Very nice. Appear a bit dark here but in lightbox they look just fine. Great catch.
Beautiful.. I especially love the 2nd shot.
That second one is so sharp. It looks like he posed for you. Their eyes always look so strange to me but it's a beautiful bird. Great shots!
Yes, great shots. Especially the second one - almost all bird in flight shots I have are from underneath - this looks like you are flying alongside. Good grab and good technique.
Lovely. In the first shot, I like the line (or curve) that looking into the end of the feathers makes. Not sure if that makes any sense.
These are interesting shots that bring up a point that I have wondered about for some time. Why do we sometimes see Herons (and other birds) flying with the neck fully extended and at other times, flying with the head pulled back as far as they can make it go?
It depends on the family. Herons (and egrets) all fly with their necks drawn back like this one, but all storks, cranes and flamingos with their necks fully extended. As to why - I guess you'd have to find a talking heron unless we have a proper ornithologist around.Why do we sometimes see Herons (and other birds) flying with the neck fully extended and at other times, flying with the head pulled back as far as they can make it go?

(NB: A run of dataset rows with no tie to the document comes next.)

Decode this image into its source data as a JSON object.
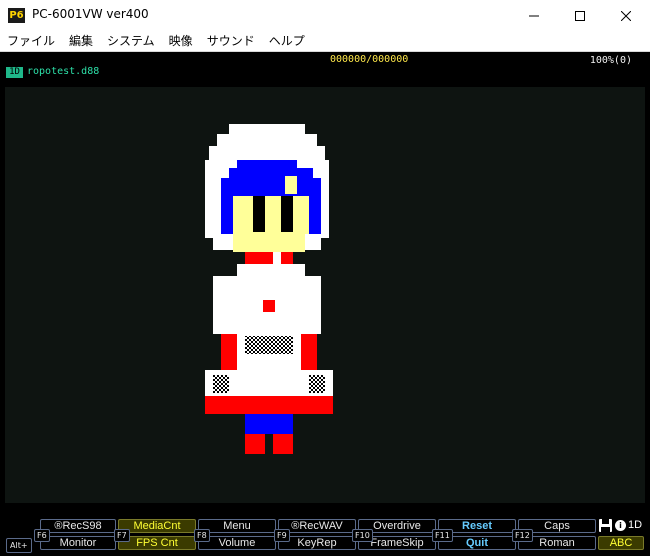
{
  "window": {
    "title": "PC-6001VW ver400",
    "logo": "P6",
    "minimize_icon": "minimize-icon",
    "maximize_icon": "maximize-icon",
    "close_icon": "close-icon"
  },
  "menu": [
    "ファイル",
    "編集",
    "システム",
    "映像",
    "サウンド",
    "ヘルプ"
  ],
  "status": {
    "drive_badge": "1D",
    "disk_name": "ropotest.d88",
    "counter": "000000/000000",
    "zoom": "100%(0)"
  },
  "fkeys": {
    "tags": [
      "F6",
      "F7",
      "F8",
      "F9",
      "F10",
      "F11",
      "F12"
    ],
    "alt_tag": "Alt+",
    "top_row": [
      "®RecS98",
      "MediaCnt",
      "Menu",
      "®RecWAV",
      "Overdrive",
      "Reset",
      "Caps"
    ],
    "bottom_row": [
      "Monitor",
      "FPS Cnt",
      "Volume",
      "KeyRep",
      "FrameSkip",
      "Quit",
      "Roman"
    ],
    "extra": "ABC",
    "drive_status": "1D"
  },
  "colors": {
    "screen_bg": "#0e1411",
    "sprite_white": "#ffffff",
    "sprite_blue": "#0000ff",
    "sprite_yellow": "#ffff99",
    "sprite_black": "#000000",
    "sprite_red": "#ff0000",
    "highlight": "#ffff33"
  }
}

Thats right david, as to why, its all about how they feed and what they feed on, that requires them to fly like that, think of what and how each one eats and it becomes clear.

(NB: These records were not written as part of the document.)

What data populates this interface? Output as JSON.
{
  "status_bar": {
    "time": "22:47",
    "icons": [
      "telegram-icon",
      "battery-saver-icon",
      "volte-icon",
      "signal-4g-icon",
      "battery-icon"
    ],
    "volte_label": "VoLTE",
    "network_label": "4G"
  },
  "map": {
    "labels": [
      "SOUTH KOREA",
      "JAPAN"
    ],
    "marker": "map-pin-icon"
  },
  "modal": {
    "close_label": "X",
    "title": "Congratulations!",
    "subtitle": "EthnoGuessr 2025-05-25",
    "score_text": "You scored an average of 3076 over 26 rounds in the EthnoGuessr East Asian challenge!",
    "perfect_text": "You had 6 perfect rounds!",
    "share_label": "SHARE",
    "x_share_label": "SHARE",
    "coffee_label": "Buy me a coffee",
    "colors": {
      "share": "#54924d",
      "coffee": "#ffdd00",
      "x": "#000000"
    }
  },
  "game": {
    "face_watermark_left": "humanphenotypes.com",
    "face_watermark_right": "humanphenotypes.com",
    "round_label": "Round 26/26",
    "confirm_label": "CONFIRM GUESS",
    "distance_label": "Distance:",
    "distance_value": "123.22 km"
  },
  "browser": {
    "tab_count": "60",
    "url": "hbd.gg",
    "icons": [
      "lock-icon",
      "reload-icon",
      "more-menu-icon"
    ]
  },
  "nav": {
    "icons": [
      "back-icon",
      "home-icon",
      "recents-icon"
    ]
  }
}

As the for the photos, very nice, i take it they were landing for you to get such a great angle?
Thanks, Mark. One of those things that's obvious - once someone points it out! Though neither of us have explained why the Great Blue Heron has it's neck straight out. I suspect that it has just taken off - unless it has an identity crisis.
It's interesting but unsurprising that birds that have converged on similar feeding patterns (for example cattle egrets and crowned cranes) maintain their ancestral ways. Not sure whether this is off topic, but for me knowing more about animal behaviour increases the enjoyment of watching them, and I think makes for better photographs, too.
Crop, Frank, Crop! That's the bit where a bird stores its food, not a PP instructionCould it be that the first Heron was flying on an empty stomach?
It's possible, but I don't think so. So far as I can recall, I've never seen a heron in level flight with its neck stretched out, but then there are lots of things I haven't seen. Perhaps Joe can tell us if it was taking off, landing, or in between?